An interesting article was recently published at the ASCE Journal of Composites for Construction. This study provides interesting new evidence to the validation of the long-term durability of GFRP bars as concrete reinforcement in field applications. Summary of the abstract is as follows:
Glass fiber–reinforced polymer (GFRP) composite bar is emerging as a feasible and economical solution to eliminate the corrosion problem of steel reinforcements in concrete structures; thus, confirmation of its long-term durability is crucial. The objective of this study is to investigate the performance of GFRP bars exposed to concrete alkalinity and ambient conditions after 15 years of service. In order to monitor possible changes in GFRP and concrete, samples were extracted from a bridge for various types of analysis. Carbonation depth and pH of the concrete surrounding the GFRP bars were measured. Scanning electron microscopy (SEM) imaging and energy dispersive X-ray spectroscopy (EDS) were performed on GFRP coupons. Finally, GFRP horizontal shear strength, glass transition temperature (Tg), and fiber content were measured and compared with the results of similar tests performed on control samples at the time of construction. The SEM and EDS did not show any sign of GFRP microstructural deterioration or change of chemical composition, and Tg and fiber content were comparable to pristine values while the results of the horizontal shear strength were inconclusive. This study adds new evidence to the validation of the long-term durability of GFRP bars as concrete reinforcement in field applications.

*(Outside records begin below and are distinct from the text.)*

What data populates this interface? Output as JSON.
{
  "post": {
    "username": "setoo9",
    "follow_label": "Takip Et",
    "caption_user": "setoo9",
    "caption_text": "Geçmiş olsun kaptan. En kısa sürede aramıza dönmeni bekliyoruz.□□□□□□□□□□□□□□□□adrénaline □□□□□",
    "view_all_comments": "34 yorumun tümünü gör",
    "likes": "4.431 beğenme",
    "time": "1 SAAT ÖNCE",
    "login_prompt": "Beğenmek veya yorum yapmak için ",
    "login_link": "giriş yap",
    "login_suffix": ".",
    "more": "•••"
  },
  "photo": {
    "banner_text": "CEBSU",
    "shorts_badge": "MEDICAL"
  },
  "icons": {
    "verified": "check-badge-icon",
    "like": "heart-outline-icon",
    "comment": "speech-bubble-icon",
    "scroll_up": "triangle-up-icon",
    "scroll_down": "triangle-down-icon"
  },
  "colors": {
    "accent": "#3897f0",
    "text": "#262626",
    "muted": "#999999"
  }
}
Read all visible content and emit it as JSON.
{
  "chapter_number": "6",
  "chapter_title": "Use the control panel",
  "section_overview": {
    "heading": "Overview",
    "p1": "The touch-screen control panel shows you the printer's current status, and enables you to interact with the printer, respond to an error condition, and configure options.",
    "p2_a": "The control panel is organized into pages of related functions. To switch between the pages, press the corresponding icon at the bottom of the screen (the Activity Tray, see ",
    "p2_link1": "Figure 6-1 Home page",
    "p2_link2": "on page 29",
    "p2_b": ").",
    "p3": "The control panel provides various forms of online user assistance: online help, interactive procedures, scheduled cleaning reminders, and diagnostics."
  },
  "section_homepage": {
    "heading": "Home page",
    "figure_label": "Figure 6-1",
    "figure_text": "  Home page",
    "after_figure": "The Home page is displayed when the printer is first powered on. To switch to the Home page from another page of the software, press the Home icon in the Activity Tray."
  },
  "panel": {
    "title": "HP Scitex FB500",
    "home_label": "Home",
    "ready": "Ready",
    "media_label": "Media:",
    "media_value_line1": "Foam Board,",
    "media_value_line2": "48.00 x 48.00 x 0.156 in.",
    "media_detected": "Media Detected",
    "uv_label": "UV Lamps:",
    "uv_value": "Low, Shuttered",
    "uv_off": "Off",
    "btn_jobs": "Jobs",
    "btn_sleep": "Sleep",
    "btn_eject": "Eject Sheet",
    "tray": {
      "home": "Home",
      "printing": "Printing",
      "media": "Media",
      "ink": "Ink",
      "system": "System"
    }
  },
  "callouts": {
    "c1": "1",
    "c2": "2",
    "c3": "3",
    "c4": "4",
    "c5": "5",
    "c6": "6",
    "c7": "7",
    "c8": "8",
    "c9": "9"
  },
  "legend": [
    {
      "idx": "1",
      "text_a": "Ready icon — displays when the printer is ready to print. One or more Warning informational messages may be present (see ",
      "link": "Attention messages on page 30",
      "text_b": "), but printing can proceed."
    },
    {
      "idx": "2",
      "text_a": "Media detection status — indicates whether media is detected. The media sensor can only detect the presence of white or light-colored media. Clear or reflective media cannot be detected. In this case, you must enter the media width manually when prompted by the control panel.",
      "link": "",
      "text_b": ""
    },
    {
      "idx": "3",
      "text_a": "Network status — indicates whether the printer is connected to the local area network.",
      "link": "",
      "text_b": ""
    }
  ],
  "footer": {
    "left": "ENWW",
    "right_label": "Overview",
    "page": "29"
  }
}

For more details: http://ascelibrary.org/doi/abs/10.1061/(ASCE)CC.1943-5614.0000806